The history of Barletta begins with the ancient Roman city of Bardum (or Barlum), which blossomed in medieval times as a Norman fortress and reached its glory under the Angioine rule. During the war between the French and Spanish at the beginning of the sixteenth century, the city was the scene of historic events whilst during the Second World War it was the location of the first episode of Italian Resistance against the Nazi troops and for this it received important recognition from the country.
As far as Andria is concerned it has been inhabited since prehistorical times. It may have been founded by the Greeks and in Roman times it was probably a station on the Via Traiana. It gained value under the rule of Frederick II, who favoured its development with tax benefits and exemptions. He chose the town as his official residence and commissioned the construction of the Castel del Monte fort. It became part of the Kingdom of the Two Sicilies and followed its destiny up until the Unification of Italy.
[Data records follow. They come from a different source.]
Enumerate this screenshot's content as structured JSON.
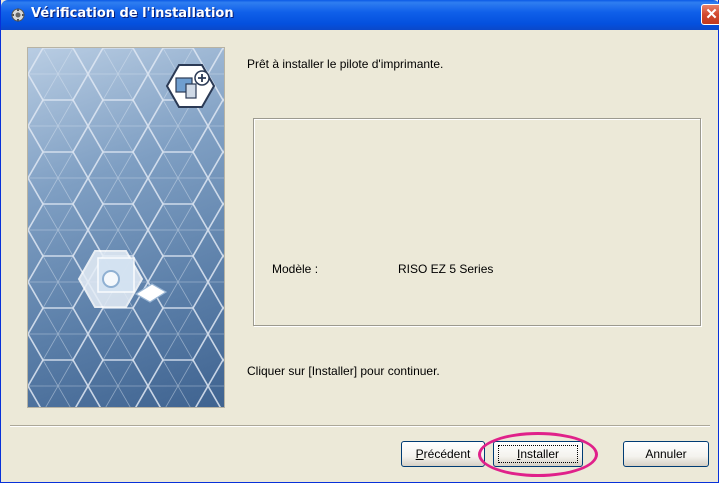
{
  "window": {
    "title": "Vérification de l'installation",
    "close_symbol": "✕"
  },
  "content": {
    "ready_text": "Prêt à installer le pilote d'imprimante.",
    "model_label": "Modèle :",
    "model_value": "RISO EZ 5 Series",
    "continue_text": "Cliquer sur [Installer] pour continuer."
  },
  "buttons": {
    "previous_prefix": "P",
    "previous_rest": "récédent",
    "install_prefix": "I",
    "install_rest": "nstaller",
    "cancel": "Annuler"
  },
  "colors": {
    "title_bar": "#0450de",
    "dialog_bg": "#ece9d8",
    "highlight": "#e0218a",
    "close_button": "#d2482d"
  },
  "icons": {
    "title": "installer-icon",
    "close": "close-icon",
    "art_computer": "computer-add-icon",
    "art_printer": "printer-icon"
  }
}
Trani is said to have been founded by Tirreno, son of mythology’s hero Diomede, whilst historic documents confirm that it was under Roman rule up until the end of the Western Roman Empire. Following events of varying fortune, during which it fell into the hands of the Greeks and the Normans, the city reached economic prosperity to the extent of being able to consider itself a commercial emporium between the Middle East and other Italian states. During the Norman-Svevo period, lasting more than two centuries, Trani gave its best demonstration of it economic potential by encouraging the constitution of conspicuous monumental legacy. After a brief period of Venetian rule, the city passed under the Spanish, who established it as a political, judiciary and administrative centre. During the 1700’s the city underwent heavy plundering by the French forces. This was the cause of the downfall of Traini and determined the choice of Bari as provincial capital.
The cities and their monuments
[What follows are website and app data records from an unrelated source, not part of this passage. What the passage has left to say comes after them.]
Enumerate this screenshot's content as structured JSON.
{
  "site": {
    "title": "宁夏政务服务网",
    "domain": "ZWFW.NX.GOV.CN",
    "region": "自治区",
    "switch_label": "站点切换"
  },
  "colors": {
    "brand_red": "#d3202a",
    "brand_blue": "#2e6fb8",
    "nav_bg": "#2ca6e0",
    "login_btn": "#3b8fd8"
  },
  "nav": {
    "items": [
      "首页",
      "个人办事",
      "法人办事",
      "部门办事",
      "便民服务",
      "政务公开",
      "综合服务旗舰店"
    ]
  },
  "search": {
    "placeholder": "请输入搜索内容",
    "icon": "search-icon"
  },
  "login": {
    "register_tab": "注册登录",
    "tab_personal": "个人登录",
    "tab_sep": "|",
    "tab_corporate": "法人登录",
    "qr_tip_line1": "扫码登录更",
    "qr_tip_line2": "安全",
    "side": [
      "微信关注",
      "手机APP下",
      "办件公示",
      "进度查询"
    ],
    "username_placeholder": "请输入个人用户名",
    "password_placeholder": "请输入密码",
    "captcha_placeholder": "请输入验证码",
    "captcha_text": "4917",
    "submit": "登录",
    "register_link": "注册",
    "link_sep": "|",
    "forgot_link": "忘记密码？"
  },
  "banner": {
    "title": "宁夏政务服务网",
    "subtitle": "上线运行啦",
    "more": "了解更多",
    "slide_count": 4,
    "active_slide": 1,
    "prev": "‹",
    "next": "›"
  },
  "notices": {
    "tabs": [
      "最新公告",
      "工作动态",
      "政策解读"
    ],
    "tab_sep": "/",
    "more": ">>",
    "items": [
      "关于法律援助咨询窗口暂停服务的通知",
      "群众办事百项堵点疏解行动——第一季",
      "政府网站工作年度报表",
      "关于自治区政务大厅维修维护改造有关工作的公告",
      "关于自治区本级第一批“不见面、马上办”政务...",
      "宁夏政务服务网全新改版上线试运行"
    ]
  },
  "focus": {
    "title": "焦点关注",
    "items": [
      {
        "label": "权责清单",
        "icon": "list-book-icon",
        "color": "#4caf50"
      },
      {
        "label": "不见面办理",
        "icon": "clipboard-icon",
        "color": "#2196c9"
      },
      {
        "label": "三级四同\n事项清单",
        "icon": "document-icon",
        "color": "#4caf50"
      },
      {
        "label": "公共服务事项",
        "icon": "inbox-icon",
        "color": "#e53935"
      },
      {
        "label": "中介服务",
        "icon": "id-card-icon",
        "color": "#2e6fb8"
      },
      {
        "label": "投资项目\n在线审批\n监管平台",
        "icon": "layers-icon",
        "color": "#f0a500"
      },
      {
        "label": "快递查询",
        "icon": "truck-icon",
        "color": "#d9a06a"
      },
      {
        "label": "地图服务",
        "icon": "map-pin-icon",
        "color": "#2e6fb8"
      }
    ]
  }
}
Barletta has a very long sandy coastline with a commercial port that divides the East from the West; along the coastline there are various equipped beaches and hotels that provide excellent tourist services. The city’s principal monuments are the Castle, the colossal bronze Eraclio statue next to the Sepolcro church, the Cathedral, a magnificent example of fusion between romanic and gothic art, the disfida, the Palazzo Della Marra, a unique example of barocco leccese outside of the Salento area, and the Canne archaeological site.
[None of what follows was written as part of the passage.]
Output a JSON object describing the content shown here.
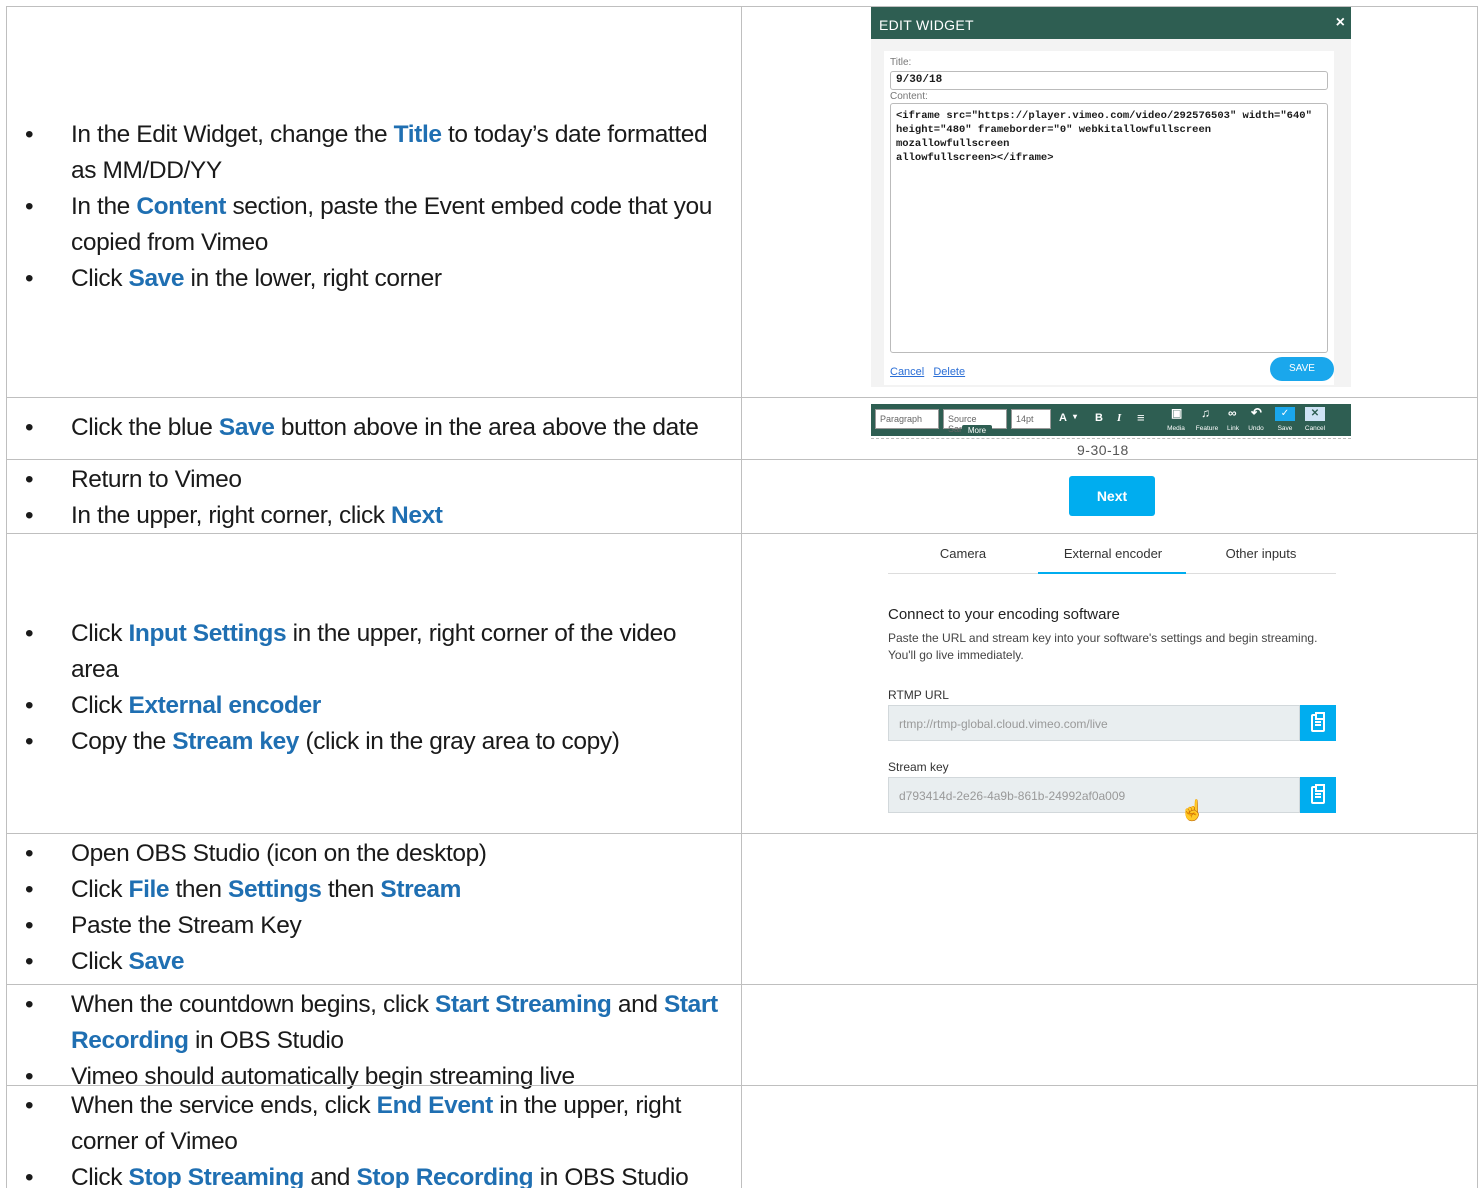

In Andria the Cathedral should not be missed. It is built on a pre-existing place of worship dating back from the ninth century and has been rebuilt several times in ever changing styles after numerous occupations and destructions. There are numerous, different religious monuments: the churches of Sant’Agostino, San Francesco, San Domenico and Santa Maria di Porta Santa. Finally there is the Palazzo Ducale, which has been remodelled and extended over the centuries, the Clock Tower, built on a pre-existing look-out tower, and the Museo Diocesano, which hosts numerous liturgical furnishings and works of art (amongst which a Byzantine icon of the Virgin Mary with Child, Puglia’s most beautiful icon).
Traini’s cathedral is probably the most beautiful and celebrated building in Romanic Puglia. The splendid background in which it lies, a beautiful and large piazza that faces out to sea, has almost certainly contributed to this reputation. In addition to this there are the Museo Diocesano and the Svevo castle, both important buildings. The first of these is equipped with a picture gallery, a room with sacred furnishing and funeral ceramics that mostly originate from the Canosa necropolis; the second building is rectangular shaped with corner towers of various sizes and is one of the few to have preserved the beauty of the original form.
The geographical area
On the outskirts of the three cities lie various monuments that testify the area’s rich history and culture. The Basilica di Santa Maria dei Miracoli, dating back to the 1500’s, was built above a cave that became its crypt; the Monument to the Disfida di Barletta is located where the battle between the 13 Italians commanded by Ettore Fieramosca and the 13 French soldiers took place: Castel del Monte is an example of the oldest Svevan architecture, with evident echoes of the Cisterna gothic style, and was built by Frederick II probably as a hunting residence, but was subsequently used principally as a prison. Among the main towns in this new province we should mention: Margherita di Savoia, famous for its tourist bathing and thermal sectors that have undergone considerable development, and Bisceglie, whose origins are testified in the buildings constructed in the medieval era by the Normans and subsequently restored by the Aragonese.